In a future post, I may discuss the specific decisions I made, and some of the unintended consequences that resulted. Happy writing.

Word Count

When I first began to write Audrey of Farmerton, I was concerned if I could even write enough for a novel. I did some research and discovered that the threshold is considered to be about 90,000 words. It’s not an absolute. There are famous novels much shorter, and many that are far longer. In addition, I discovered that fantasy and science fiction novels tend to be longer because they require a great deal of world-building.

In the end, my worries about word count were groundless. The first draft was just over 160,000 words. The revised draft came in at 168,000 words despite ending at a much earlier point than I had originally envisioned. When book two is finished, what I had initially planned for book one will certainly exceed 300,000 words.

The more I write, the easier it becomes. Writing two or three thousand words in a day is now common for me, although there are still days where I struggle to write anything. When that happens, I usually do something else or review what I have already written.

Creating the story

Audrey of Farmerton (Book One of Andoran’s Realm) was not plotted the way that most novels probably are. I came up with the basic idea of how to begin the novel, but I also needed to work toward events that had already occurred in adventures that involved Audrey. I took a few liberties, but I primarily worked within those constraints. This proved to be a challenge.
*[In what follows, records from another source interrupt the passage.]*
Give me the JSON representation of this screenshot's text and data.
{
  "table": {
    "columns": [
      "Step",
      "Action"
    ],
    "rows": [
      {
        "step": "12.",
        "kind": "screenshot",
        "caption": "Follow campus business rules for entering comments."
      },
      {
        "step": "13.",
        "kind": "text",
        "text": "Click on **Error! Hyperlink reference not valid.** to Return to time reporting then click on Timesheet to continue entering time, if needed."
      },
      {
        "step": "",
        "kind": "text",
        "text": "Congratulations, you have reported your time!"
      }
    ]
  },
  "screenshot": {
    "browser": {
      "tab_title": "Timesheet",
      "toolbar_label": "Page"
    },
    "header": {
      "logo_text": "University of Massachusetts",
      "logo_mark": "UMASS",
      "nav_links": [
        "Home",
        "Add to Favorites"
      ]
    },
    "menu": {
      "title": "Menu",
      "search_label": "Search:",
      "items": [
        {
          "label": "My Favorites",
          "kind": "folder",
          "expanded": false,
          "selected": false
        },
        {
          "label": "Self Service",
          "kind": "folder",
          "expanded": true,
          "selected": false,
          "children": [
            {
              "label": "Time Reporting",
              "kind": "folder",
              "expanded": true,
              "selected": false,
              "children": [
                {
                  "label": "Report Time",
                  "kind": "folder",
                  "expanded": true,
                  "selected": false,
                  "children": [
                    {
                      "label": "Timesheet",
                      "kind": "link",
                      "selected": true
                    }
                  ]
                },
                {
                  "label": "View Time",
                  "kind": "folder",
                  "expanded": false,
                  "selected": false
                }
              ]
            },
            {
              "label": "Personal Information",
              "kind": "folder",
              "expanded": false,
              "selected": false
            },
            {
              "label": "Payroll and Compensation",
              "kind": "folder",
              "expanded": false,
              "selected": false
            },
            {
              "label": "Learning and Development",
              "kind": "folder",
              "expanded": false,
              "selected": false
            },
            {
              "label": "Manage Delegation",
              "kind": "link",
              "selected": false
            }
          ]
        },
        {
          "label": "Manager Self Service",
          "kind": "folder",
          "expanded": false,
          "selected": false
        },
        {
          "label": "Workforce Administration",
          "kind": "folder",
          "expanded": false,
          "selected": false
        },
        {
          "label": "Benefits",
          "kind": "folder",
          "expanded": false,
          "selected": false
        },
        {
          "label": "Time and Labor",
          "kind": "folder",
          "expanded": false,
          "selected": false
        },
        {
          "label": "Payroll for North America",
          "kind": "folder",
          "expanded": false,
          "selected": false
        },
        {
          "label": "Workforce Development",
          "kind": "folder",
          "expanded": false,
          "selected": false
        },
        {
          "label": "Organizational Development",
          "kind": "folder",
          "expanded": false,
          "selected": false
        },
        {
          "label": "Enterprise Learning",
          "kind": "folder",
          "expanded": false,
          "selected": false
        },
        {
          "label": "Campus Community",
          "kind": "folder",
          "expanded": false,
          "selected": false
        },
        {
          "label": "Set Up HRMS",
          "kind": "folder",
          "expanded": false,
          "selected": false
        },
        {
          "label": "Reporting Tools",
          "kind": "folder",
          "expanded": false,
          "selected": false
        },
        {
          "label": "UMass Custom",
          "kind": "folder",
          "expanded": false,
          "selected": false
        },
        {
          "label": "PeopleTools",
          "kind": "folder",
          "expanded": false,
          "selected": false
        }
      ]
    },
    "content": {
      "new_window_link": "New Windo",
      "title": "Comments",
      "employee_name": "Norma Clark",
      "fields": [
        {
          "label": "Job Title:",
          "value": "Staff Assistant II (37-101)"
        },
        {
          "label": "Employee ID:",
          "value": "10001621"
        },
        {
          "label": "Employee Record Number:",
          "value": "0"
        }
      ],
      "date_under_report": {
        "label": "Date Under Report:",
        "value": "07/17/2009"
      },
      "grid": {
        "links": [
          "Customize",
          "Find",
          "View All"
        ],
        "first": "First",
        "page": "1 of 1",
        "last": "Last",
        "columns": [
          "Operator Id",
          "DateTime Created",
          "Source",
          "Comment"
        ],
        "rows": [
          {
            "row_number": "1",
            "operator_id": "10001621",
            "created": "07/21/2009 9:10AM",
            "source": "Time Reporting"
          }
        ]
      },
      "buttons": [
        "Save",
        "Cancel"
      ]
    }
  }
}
Farmerton itself barely existed when I began to write. It consisted only of Audrey, her parents, and the mayor. I gave Audrey a best friend and some additional relatives. The mayor gained a daughter who became a minor character. This helped to make Farmerton seem like more of a real place, but also complicated the return trips there later in the novel.

The biggest challenge by far was detailing how Audrey went from being an uninvited guest in Saxloc’s home to his adventuring companion and romantic interest. Here again, I was constrained by specific events that needed to occur. On the other hand, many of the people that Audrey ended up interacting with already existed, and it was simply necessary to work them into the story. And the Witch’s City was already well established including a map and numerous details. It was definitely a challenge, but it was an enjoyable one.

As I crafted the story, I found myself adding additional characters, some of whom developed their own story arcs within the novel. Many minor existing characters developed more detailed personalities, as well as mannerisms and quirks. Audrey herself changed, developing a drinking problem and anger issues.

The  story underwent major revisions following some critical feedback.That resulted in a much-improved novel that ended at a much earlier point. The material removed from the end will now be in Book Two of Andoran’s Realm.